### [PROBLEM REQUIREMENTS]
Exact copy, no pictures: restate each entry below word for word.
═══ GIVEN RECORDS ═══
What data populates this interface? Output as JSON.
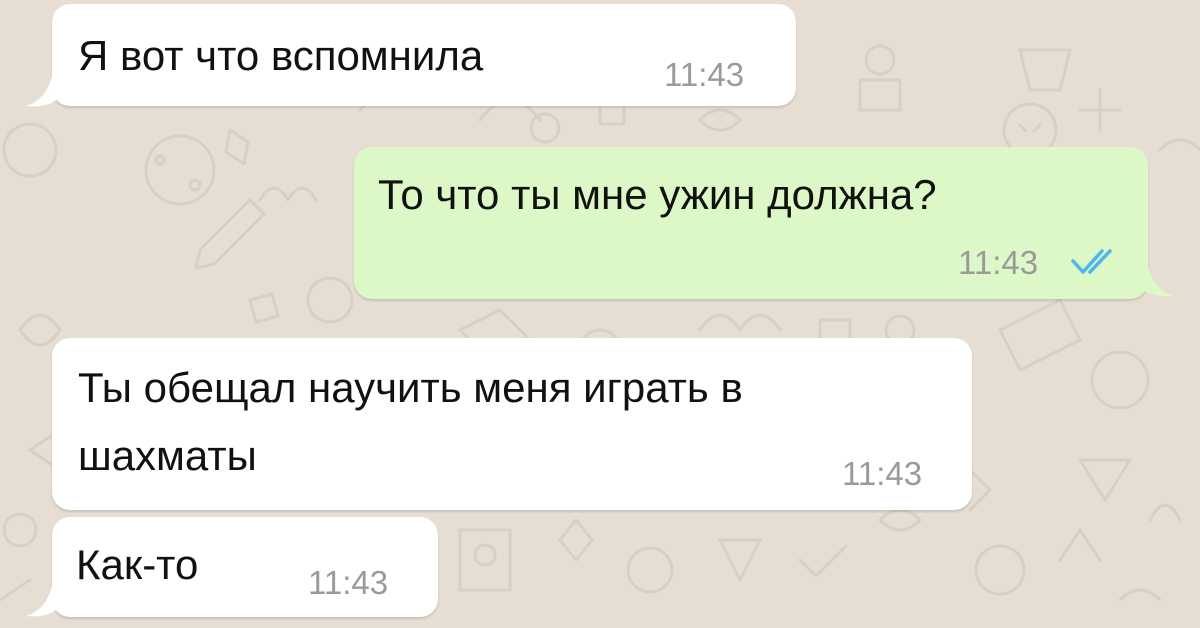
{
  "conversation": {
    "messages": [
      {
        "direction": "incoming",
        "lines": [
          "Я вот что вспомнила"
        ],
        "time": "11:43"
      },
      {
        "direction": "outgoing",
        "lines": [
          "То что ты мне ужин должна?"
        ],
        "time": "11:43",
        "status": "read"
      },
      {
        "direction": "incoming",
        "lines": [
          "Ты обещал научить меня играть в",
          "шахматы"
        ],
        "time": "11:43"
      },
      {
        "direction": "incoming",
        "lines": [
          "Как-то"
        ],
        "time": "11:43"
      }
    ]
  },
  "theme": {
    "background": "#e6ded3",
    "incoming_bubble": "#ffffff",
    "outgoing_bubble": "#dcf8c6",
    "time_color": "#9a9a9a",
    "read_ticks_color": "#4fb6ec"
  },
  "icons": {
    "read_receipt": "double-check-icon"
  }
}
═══
### [RESULT FOR THIS TASK]
What data populates this interface? Output as JSON.
{
  "conversation": {
    "messages": [
      {
        "direction": "incoming",
        "lines": [
          "Я вот что вспомнила"
        ],
        "time": "11:43"
      },
      {
        "direction": "outgoing",
        "lines": [
          "То что ты мне ужин должна?"
        ],
        "time": "11:43",
        "status": "read"
      },
      {
        "direction": "incoming",
        "lines": [
          "Ты обещал научить меня играть в",
          "шахматы"
        ],
        "time": "11:43"
      },
      {
        "direction": "incoming",
        "lines": [
          "Как-то"
        ],
        "time": "11:43"
      }
    ]
  },
  "theme": {
    "background": "#e6ded3",
    "incoming_bubble": "#ffffff",
    "outgoing_bubble": "#dcf8c6",
    "time_color": "#9a9a9a",
    "read_ticks_color": "#4fb6ec"
  },
  "icons": {
    "read_receipt": "double-check-icon"
  }
}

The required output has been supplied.